South African sculptor Jonty Hurwitz uses nanotechnology to create microscopic statues completely invisible to the naked eye.

Take Trust, for example.

Small enough to stand on a single strand of hair, this nano-sculpture of a woman actually went missing during the photo session. Hurwitz eventually created a “version 2,” but the original Trust has never been found, and probably never will be.



On a brighter note, Trust has been announced by the Guinness Book of World Records as the “Smallest sculpture of the human form,” measuring around 80 microns by 100 microns in size (there are around 1000 microns in one millimeter).

According to The Independent, “the process began with 200 cameras taking pictures of a naked model. The pictures were then fed into the printer, which created the sculpture. Multi photon lithography — which uses a laser to write on the photosensitive material that the statue is made from — helped Hurwitz fill in the smaller details.”

Here are some of his other nano-sculptures:

Cupid and Psyche, Hurwitz’s self-portrait with his first love. The sculpture can easily sit on the head of an ant. It was inspired by Antonia Canova’s work, “Psyche revived by Cupid’s Kiss” (1787-1793).



The Fragile Giant, highlighting the fragility of the world’s elephant population. As of July 2015, it was the smallest man-made object ever to be filmed. In the picture, the elephant is walking along the landscape of a human fingerprint.
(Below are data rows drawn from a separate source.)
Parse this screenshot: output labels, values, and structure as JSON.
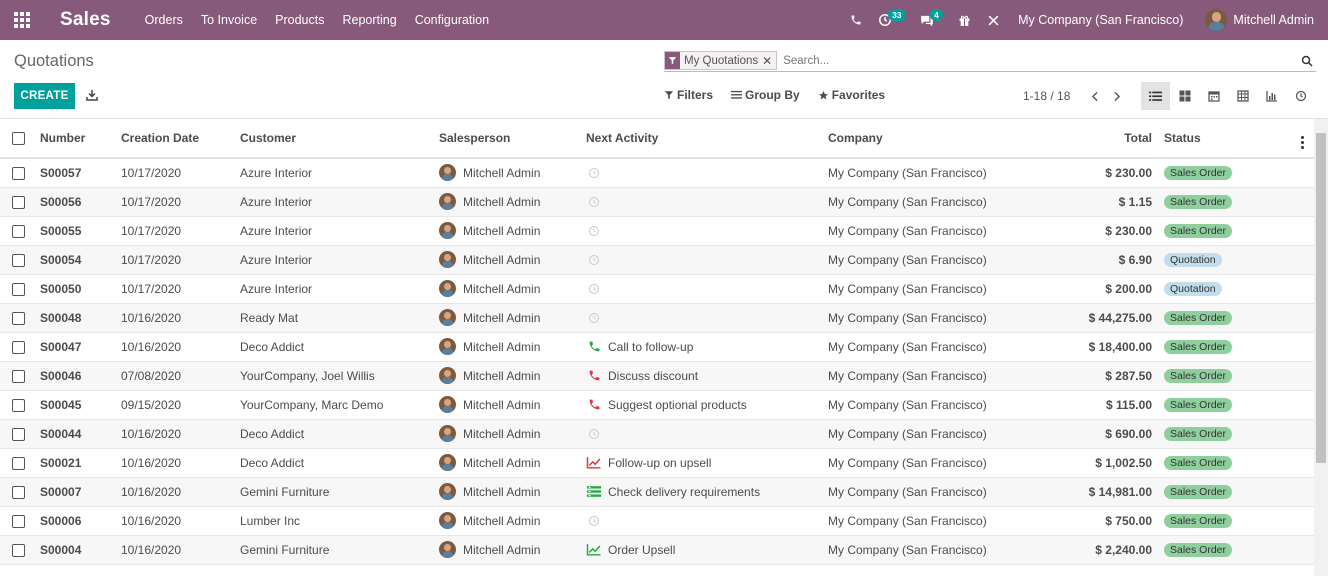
{
  "navbar": {
    "brand": "Sales",
    "menu": [
      "Orders",
      "To Invoice",
      "Products",
      "Reporting",
      "Configuration"
    ],
    "activity_count": "33",
    "message_count": "4",
    "company": "My Company (San Francisco)",
    "user": "Mitchell Admin",
    "colors": {
      "brand": "#875a7b",
      "accent": "#00a09d"
    }
  },
  "control_panel": {
    "title": "Quotations",
    "create_label": "CREATE",
    "facet_label": "My Quotations",
    "search_placeholder": "Search...",
    "filters_label": "Filters",
    "groupby_label": "Group By",
    "favorites_label": "Favorites",
    "pager": "1-18 / 18"
  },
  "table": {
    "headers": {
      "number": "Number",
      "creation_date": "Creation Date",
      "customer": "Customer",
      "salesperson": "Salesperson",
      "next_activity": "Next Activity",
      "company": "Company",
      "total": "Total",
      "status": "Status"
    },
    "rows": [
      {
        "number": "S00057",
        "date": "10/17/2020",
        "customer": "Azure Interior",
        "salesperson": "Mitchell Admin",
        "activity": "",
        "activity_icon": "clock-icon",
        "company": "My Company (San Francisco)",
        "total": "$ 230.00",
        "status": "Sales Order"
      },
      {
        "number": "S00056",
        "date": "10/17/2020",
        "customer": "Azure Interior",
        "salesperson": "Mitchell Admin",
        "activity": "",
        "activity_icon": "clock-icon",
        "company": "My Company (San Francisco)",
        "total": "$ 1.15",
        "status": "Sales Order"
      },
      {
        "number": "S00055",
        "date": "10/17/2020",
        "customer": "Azure Interior",
        "salesperson": "Mitchell Admin",
        "activity": "",
        "activity_icon": "clock-icon",
        "company": "My Company (San Francisco)",
        "total": "$ 230.00",
        "status": "Sales Order"
      },
      {
        "number": "S00054",
        "date": "10/17/2020",
        "customer": "Azure Interior",
        "salesperson": "Mitchell Admin",
        "activity": "",
        "activity_icon": "clock-icon",
        "company": "My Company (San Francisco)",
        "total": "$ 6.90",
        "status": "Quotation"
      },
      {
        "number": "S00050",
        "date": "10/17/2020",
        "customer": "Azure Interior",
        "salesperson": "Mitchell Admin",
        "activity": "",
        "activity_icon": "clock-icon",
        "company": "My Company (San Francisco)",
        "total": "$ 200.00",
        "status": "Quotation"
      },
      {
        "number": "S00048",
        "date": "10/16/2020",
        "customer": "Ready Mat",
        "salesperson": "Mitchell Admin",
        "activity": "",
        "activity_icon": "clock-icon",
        "company": "My Company (San Francisco)",
        "total": "$ 44,275.00",
        "status": "Sales Order"
      },
      {
        "number": "S00047",
        "date": "10/16/2020",
        "customer": "Deco Addict",
        "salesperson": "Mitchell Admin",
        "activity": "Call to follow-up",
        "activity_icon": "phone-icon-green",
        "company": "My Company (San Francisco)",
        "total": "$ 18,400.00",
        "status": "Sales Order"
      },
      {
        "number": "S00046",
        "date": "07/08/2020",
        "customer": "YourCompany, Joel Willis",
        "salesperson": "Mitchell Admin",
        "activity": "Discuss discount",
        "activity_icon": "phone-icon-red",
        "company": "My Company (San Francisco)",
        "total": "$ 287.50",
        "status": "Sales Order"
      },
      {
        "number": "S00045",
        "date": "09/15/2020",
        "customer": "YourCompany, Marc Demo",
        "salesperson": "Mitchell Admin",
        "activity": "Suggest optional products",
        "activity_icon": "phone-icon-red",
        "company": "My Company (San Francisco)",
        "total": "$ 115.00",
        "status": "Sales Order"
      },
      {
        "number": "S00044",
        "date": "10/16/2020",
        "customer": "Deco Addict",
        "salesperson": "Mitchell Admin",
        "activity": "",
        "activity_icon": "clock-icon",
        "company": "My Company (San Francisco)",
        "total": "$ 690.00",
        "status": "Sales Order"
      },
      {
        "number": "S00021",
        "date": "10/16/2020",
        "customer": "Deco Addict",
        "salesperson": "Mitchell Admin",
        "activity": "Follow-up on upsell",
        "activity_icon": "chart-line-icon-red",
        "company": "My Company (San Francisco)",
        "total": "$ 1,002.50",
        "status": "Sales Order"
      },
      {
        "number": "S00007",
        "date": "10/16/2020",
        "customer": "Gemini Furniture",
        "salesperson": "Mitchell Admin",
        "activity": "Check delivery requirements",
        "activity_icon": "tasks-icon-green",
        "company": "My Company (San Francisco)",
        "total": "$ 14,981.00",
        "status": "Sales Order"
      },
      {
        "number": "S00006",
        "date": "10/16/2020",
        "customer": "Lumber Inc",
        "salesperson": "Mitchell Admin",
        "activity": "",
        "activity_icon": "clock-icon",
        "company": "My Company (San Francisco)",
        "total": "$ 750.00",
        "status": "Sales Order"
      },
      {
        "number": "S00004",
        "date": "10/16/2020",
        "customer": "Gemini Furniture",
        "salesperson": "Mitchell Admin",
        "activity": "Order Upsell",
        "activity_icon": "chart-line-icon-green",
        "company": "My Company (San Francisco)",
        "total": "$ 2,240.00",
        "status": "Sales Order"
      }
    ]
  }
}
Apparently there are some people who think the statues were never there, and never existed beyond the computer screen. But Hurwitz conveys the heart of nano-scale’s appeal in these words:

“At that scale, the sculpture doesn't really exist, or our perception doesn't allow us to perceive its existence. In a way, it challenges the whole idea of contemporary art, by asking: 'Hang on, a piece of art you can't really see, is it really a piece of art?’"

By - grape Japan editorial staff.

Source: / Andrew Griffin/The Independent / Matthew Ponsford/CNN